Another angle on this debate is how to classify /aɪ/ for teaching English pronunciation to non-native learners.

Many English as a Second Language (ESL) textbooks and training programs teach /aɪ/ as a diphthong. Instruction focuses on gliding fluidly between the starting /a/ and ending /ɪ/ positions.

There are several reasons for classifying /aɪ/ as a diphthong in pronunciation teaching:

  • It captures the smooth transition that most native English speakers produce in words like “smile.”
  • The diphthong conceptualization is simpler for learners to grasp than more nuanced phonetic categories.
  • It allows consonant contrasts like /s/ vs /z/ before /aɪ/ vs /ai/ to be taught consistently.
  • Native-like pronunciation is supported by thinking of /aɪ/ as one syllable with an inner glide.

In this pedagogical context, overlooking the details of some phoneticians’ analyses and teaching /aɪ/ as a clear diphthong is considered valid for learning purposes.


The linguistic status of the vowel combination /aɪ/ in words like “smile” has long been debated. While there are arguments on both sides, much evidence from phonetics, acoustics, patterns in English, and pedagogy supports classifying /aɪ/ as a diphthong:

  • There is a smooth, continuous movement between the component vowels.
  • Acoustic analysis shows /aɪ/ exhibits prototypical diphthong spectral patterns.
  • /aɪ/ behaves as a diphthong in phonological contexts.
  • Pronunciation by native speakers treats /aɪ/ as a single syllable with one vowel glide.
  • Teaching /aɪ/ as a diphthong aids English pronunciation for non-native learners.

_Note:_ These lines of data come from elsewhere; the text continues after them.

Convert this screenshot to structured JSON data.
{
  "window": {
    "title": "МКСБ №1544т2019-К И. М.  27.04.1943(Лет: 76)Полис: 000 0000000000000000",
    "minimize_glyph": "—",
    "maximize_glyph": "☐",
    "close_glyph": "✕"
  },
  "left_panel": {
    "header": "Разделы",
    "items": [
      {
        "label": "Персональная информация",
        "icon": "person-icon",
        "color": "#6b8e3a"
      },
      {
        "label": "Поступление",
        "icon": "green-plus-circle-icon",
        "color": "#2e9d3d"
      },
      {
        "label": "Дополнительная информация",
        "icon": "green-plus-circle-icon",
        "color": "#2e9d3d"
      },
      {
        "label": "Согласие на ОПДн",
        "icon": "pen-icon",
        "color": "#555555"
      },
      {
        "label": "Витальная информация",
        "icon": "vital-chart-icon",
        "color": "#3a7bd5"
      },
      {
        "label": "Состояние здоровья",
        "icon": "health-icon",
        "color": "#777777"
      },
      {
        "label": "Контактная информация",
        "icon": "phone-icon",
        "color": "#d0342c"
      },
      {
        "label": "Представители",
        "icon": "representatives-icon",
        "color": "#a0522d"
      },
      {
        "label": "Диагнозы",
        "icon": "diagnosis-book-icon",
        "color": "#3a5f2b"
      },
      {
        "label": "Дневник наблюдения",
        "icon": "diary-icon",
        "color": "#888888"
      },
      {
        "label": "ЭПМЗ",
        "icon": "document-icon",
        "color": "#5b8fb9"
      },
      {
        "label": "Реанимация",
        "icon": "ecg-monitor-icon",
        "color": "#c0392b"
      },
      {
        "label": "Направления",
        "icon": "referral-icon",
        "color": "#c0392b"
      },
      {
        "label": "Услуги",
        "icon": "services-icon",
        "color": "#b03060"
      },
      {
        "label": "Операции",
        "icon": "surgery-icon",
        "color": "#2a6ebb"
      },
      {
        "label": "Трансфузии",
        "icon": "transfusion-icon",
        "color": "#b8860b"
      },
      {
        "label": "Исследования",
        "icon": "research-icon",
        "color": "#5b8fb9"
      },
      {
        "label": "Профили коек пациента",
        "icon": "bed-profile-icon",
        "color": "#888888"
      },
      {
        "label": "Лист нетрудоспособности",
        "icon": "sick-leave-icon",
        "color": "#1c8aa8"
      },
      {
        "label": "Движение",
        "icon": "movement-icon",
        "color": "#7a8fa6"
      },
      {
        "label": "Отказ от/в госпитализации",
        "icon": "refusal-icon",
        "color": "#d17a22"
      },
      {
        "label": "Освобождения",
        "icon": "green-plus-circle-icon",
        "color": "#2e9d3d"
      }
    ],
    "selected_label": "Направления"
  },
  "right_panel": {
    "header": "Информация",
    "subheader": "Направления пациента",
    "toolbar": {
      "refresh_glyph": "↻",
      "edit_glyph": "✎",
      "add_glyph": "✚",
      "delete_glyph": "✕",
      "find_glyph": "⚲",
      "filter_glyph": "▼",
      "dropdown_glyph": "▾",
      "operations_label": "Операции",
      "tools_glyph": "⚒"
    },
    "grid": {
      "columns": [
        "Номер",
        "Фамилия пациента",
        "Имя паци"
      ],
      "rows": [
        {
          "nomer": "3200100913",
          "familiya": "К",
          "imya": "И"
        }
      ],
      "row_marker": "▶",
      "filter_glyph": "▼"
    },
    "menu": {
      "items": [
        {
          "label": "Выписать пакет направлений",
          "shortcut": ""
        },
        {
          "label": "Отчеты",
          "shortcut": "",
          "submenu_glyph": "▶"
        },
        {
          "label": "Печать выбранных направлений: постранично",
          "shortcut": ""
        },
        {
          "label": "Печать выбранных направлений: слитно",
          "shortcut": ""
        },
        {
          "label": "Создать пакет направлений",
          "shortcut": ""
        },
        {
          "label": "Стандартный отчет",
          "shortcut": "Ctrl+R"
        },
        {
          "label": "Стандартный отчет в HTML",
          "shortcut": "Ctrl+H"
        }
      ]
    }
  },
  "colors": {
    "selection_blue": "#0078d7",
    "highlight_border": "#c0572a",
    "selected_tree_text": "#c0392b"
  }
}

Overall, most current linguistic research and teaching perspectives support classifying /aɪ/ as a diphthong in English words like “smile.” While there are some counterarguments, the evidence for its diphthong status remains strong. The vowel combination exhibits core identifying qualities of diphthongs both phonetically and phonologically in most English dialects.